This divergence in implementation is made clear by a comparison of Kodikoy, a wealthy Istanbul district, and Van, an impoverished province on the Iranian border with a primarily Kurdish population and feudal social structures. Although both districts have been the recipients of massive migration, the difference in social composition between the two is striking, as is the difference in the rights of women. In Kodikoy, the existing intellectual and material capital has been sufficient to absorb the migration that has occurred over the years. As a strong municipality with committed women's groups and sufficient private funding, the establishment of women's literacy courses, vocational training, and family consultation centers has served to reduce Kodikoy's gender gap.

In Van, however, feudal kinship-based social structures have superseded the state in influence and rendered the empowerment of women very difficult and progress almost non-existent. Although 82 percent of women claim they are subject to regular violence, no form of shelter is provided. The example of Van serves to illuminate the challenges the Turkish state faces in empowering the individual beyond informal state structures. It has been found across the board on every issue that when the state does not step in, it is informal social bodies that do. So when the rule of law fails to protect women, it is precisely those power and value structures which support these inequalities that are left to resolve their problems. Because women are not economically independent enough to break escape these structures, there is little reason to expect that the situation will change.

The final lens to be explored is the way in which the headscarf issue and the rise of Islam have paralleled the women's rights movement since the late 1970s. In a sense, the headscarf is a symbol, but in reality its meaning is nuanced among different segments of the conservative religious community. As religious women began to question the norms to which they were subject, it became clear that they were not necessarily a product of Islam itself, but rather of its traditionally male interpretations. In fact, the headscarf has even, in its own way, been a vehicle for women's empowerment, as many women mobilized for now Prime Minister Erdogan's 1994 campaign supporting their right to wear the headscarf in universities. While their usefulness may have been limited to the campaign process and they afterward returned home, this example is demonstrative of the nuanced role the headscarf continues to play in Turkish society.
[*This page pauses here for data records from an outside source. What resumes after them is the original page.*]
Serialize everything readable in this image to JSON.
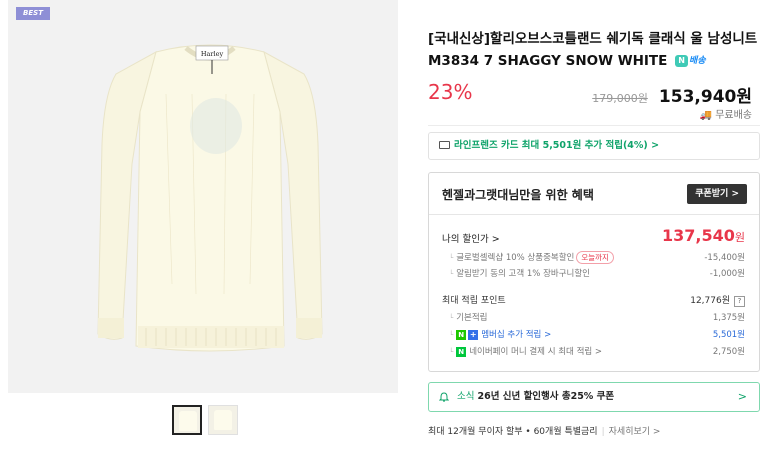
{
  "badge": {
    "best": "BEST"
  },
  "product": {
    "title": "[국내신상]할리오브스코틀랜드 쉐기독 클래식 울 남성니트 M3834 7 SHAGGY SNOW WHITE",
    "delivery_badge": "배송",
    "discount_rate": "23%",
    "original_price": "179,000원",
    "sale_price": "153,940원",
    "shipping": "무료배송",
    "sweater_tag": "Harley"
  },
  "card_benefit": {
    "text": "라인프렌즈 카드 최대 5,501원 추가 적립(4%) >"
  },
  "benefit": {
    "title": "헨젤과그랫대님만을 위한 혜택",
    "coupon_button": "쿠폰받기 >",
    "my_price_label": "나의 할인가 >",
    "my_price_value": "137,540",
    "my_price_unit": "원",
    "discounts": [
      {
        "label": "글로벌셀렉샵 10% 상품중복할인",
        "badge": "오늘까지",
        "value": "-15,400원"
      },
      {
        "label": "알림받기 동의 고객 1% 장바구니할인",
        "value": "-1,000원"
      }
    ],
    "points_label": "최대 적립 포인트",
    "points_value": "12,776원",
    "points_help": "?",
    "point_items": [
      {
        "label": "기본적립",
        "value": "1,375원"
      },
      {
        "label": "멤버십 추가 적립 >",
        "value": "5,501원"
      },
      {
        "label": "네이버페이 머니 결제 시 최대 적립 >",
        "value": "2,750원"
      }
    ]
  },
  "news": {
    "prefix": "소식",
    "text": "26년 신년 할인행사 총25% 쿠폰",
    "chevron": ">"
  },
  "installment": {
    "text": "최대 12개월 무이자 할부 • 60개월 특별금리",
    "more": "자세히보기 >"
  },
  "colors": {
    "accent_red": "#e8364a",
    "naver_green": "#0fa36a",
    "link_blue": "#2a6ad8",
    "badge_purple": "#8e8fd6"
  }
}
Although several studies have shown that there has been an incremental reduction in the percentage of women wearing the headscarf over the past six or seven years, from the low 70s to the high 60s, its presence is clearly more visible in Istanbul today than in the 1960s. Yet, once again, this observation is deceptive, as closer examination shows that this picture is distorted by the fact that 24.4 million fewer people were urbanized, rendering the practice still existent, but simply less visible to the casual observer. In fact, only 25 percent of women at that time were literate. As explored earlier with the economic participation of women as products of their socio-economic environment, the role of the headscarf must also be articulated as varying according to the prevailing socio-economic situation.

In many ways, the status of women's rights in Turkey today parallels their position in Spain in the late 1970s. With the necessary political will, Spain was able to undergo a rapid and dramatic change in a decade or two from conservative, Catholic-based policy to what is now at the forefront of women's empowerment. The lesson to be learned from this example is that new values will follow if policies are pursued accordingly. It is still, however, unclear if the necessary political will to stimulate these changes is existent in Turkey. So far, the political debate has been diverted away from the core issues aimed at addressing the root problem—public administration, the development gap, economic growth, and ensuring enforcement—by more superficial discussions about the headscarf and nationalism and by the general cronyism and politicking that exists between politicians and the leaders of the informal social structures explored above. As a result, until Turkish policymakers refocus the agenda and adopt the approach of empowering the individual, progress will remain limited.